I totally agree with you here Sue. Though my opinion a few years ago was different. I hated The Runaway Bride, I disliked the character, I didnt like the writing and I didnt like Tate as a actress but I was blinded by Tates previous comedy tv shows.
Last week i stumbled across The Runaway Bride by accident and I sat down and watched it. I actually really enjoyed it, then i wastched a few episodes of her series and my views totally changed from my initial opinion. I love the fact she is a older companion, a proper woman if you like and as you say has no fixation on the Doctor.
The announcement today of the new companion has filled me with a little sadness. I had hope for a male companion and if not, a companion of similar age to Donna, a older woman with a older view of the world. Alas no, the BBC have opted for a stereotypical young, model style actress. Such a shame.

Xtina said...
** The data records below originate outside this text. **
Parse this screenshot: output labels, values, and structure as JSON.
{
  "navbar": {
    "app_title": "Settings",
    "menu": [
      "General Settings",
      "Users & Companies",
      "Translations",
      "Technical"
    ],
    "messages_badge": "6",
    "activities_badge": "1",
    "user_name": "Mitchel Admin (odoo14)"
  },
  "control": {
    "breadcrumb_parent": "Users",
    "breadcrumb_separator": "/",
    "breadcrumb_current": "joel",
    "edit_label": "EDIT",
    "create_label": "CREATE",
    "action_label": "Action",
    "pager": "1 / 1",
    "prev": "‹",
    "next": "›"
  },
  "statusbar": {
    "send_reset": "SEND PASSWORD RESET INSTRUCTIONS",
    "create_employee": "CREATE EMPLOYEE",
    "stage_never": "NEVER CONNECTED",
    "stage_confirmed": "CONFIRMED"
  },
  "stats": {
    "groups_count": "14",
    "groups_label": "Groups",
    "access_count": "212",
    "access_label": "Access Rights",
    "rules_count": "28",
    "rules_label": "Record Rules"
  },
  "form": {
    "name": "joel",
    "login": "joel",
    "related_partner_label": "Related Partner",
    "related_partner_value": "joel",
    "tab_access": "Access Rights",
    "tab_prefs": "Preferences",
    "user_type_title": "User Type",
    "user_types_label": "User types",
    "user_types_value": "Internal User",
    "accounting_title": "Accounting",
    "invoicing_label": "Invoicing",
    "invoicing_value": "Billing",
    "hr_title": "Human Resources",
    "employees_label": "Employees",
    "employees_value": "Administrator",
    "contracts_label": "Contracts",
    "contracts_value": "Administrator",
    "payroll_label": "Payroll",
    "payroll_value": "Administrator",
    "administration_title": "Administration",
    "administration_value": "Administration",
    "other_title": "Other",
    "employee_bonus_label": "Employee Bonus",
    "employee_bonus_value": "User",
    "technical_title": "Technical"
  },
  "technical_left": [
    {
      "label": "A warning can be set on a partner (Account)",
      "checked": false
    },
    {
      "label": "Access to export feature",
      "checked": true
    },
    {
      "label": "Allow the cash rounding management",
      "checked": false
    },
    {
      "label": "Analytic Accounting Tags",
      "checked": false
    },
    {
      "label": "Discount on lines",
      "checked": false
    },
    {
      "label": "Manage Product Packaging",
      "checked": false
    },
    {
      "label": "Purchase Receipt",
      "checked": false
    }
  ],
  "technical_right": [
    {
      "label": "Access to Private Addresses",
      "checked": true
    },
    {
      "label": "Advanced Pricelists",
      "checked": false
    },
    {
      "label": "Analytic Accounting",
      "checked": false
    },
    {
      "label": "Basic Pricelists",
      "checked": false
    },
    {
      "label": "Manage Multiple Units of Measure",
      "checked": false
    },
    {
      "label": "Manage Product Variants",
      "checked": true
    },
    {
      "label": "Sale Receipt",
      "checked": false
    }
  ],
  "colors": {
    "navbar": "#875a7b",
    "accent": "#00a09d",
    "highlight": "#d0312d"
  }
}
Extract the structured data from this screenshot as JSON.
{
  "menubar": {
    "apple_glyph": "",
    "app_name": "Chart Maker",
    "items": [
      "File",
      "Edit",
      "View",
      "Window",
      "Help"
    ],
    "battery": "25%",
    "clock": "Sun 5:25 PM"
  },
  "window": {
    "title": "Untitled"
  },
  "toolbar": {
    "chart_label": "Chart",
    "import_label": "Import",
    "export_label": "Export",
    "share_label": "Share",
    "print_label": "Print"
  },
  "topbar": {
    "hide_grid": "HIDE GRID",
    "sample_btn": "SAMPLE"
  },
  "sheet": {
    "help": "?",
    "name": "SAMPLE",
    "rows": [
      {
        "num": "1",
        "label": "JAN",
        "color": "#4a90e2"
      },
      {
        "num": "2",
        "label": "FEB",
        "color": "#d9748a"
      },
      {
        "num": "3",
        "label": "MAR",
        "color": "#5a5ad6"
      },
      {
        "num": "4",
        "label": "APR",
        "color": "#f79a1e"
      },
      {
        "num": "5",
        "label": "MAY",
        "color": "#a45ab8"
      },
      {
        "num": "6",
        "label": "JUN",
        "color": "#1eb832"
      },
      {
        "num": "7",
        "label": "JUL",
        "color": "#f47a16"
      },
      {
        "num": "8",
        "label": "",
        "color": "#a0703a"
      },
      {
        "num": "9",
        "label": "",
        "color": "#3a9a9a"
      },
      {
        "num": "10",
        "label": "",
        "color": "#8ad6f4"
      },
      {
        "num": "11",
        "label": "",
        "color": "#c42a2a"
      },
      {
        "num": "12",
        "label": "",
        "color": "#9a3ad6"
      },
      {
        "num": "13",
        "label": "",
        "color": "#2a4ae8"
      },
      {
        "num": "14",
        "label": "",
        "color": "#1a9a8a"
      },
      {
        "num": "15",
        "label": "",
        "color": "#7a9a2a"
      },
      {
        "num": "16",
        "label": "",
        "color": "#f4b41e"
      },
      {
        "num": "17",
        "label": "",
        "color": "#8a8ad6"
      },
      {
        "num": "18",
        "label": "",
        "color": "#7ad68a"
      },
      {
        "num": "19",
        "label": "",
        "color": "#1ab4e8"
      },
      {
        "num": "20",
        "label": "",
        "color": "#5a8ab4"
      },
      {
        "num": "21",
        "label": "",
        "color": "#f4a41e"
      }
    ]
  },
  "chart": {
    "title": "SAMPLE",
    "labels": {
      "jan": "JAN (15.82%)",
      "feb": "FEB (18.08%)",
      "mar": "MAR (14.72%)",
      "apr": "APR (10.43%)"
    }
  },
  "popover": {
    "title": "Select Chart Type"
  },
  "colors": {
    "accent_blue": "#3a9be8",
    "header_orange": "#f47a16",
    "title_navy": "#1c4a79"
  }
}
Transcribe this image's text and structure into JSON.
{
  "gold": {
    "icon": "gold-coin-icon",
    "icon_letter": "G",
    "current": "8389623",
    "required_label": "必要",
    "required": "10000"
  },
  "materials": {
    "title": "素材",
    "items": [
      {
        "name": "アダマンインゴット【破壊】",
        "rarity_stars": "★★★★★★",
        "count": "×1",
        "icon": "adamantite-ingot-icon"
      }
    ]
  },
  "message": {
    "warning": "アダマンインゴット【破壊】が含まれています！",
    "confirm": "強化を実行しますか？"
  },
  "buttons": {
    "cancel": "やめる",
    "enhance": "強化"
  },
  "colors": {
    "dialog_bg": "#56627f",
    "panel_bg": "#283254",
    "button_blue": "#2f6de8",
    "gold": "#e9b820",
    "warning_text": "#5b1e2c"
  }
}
Thank you for this! Your thoughts echo my thoughts. In fact, me and my boyfriend have had this very conversation. While we love all the companions for different reasons I think Donna is my favorite. Donna's story by far is the most heart breaking. No matter how many times I watch her final episodes as the companion I still get choked up. But, she truly is the Doctor's moral compass and she comes to him at a time when he really, really needs a voice of reason and not an admirer. I haven't listened to that particular podcast yet, but I think Donna would find it in her heart to forgive you.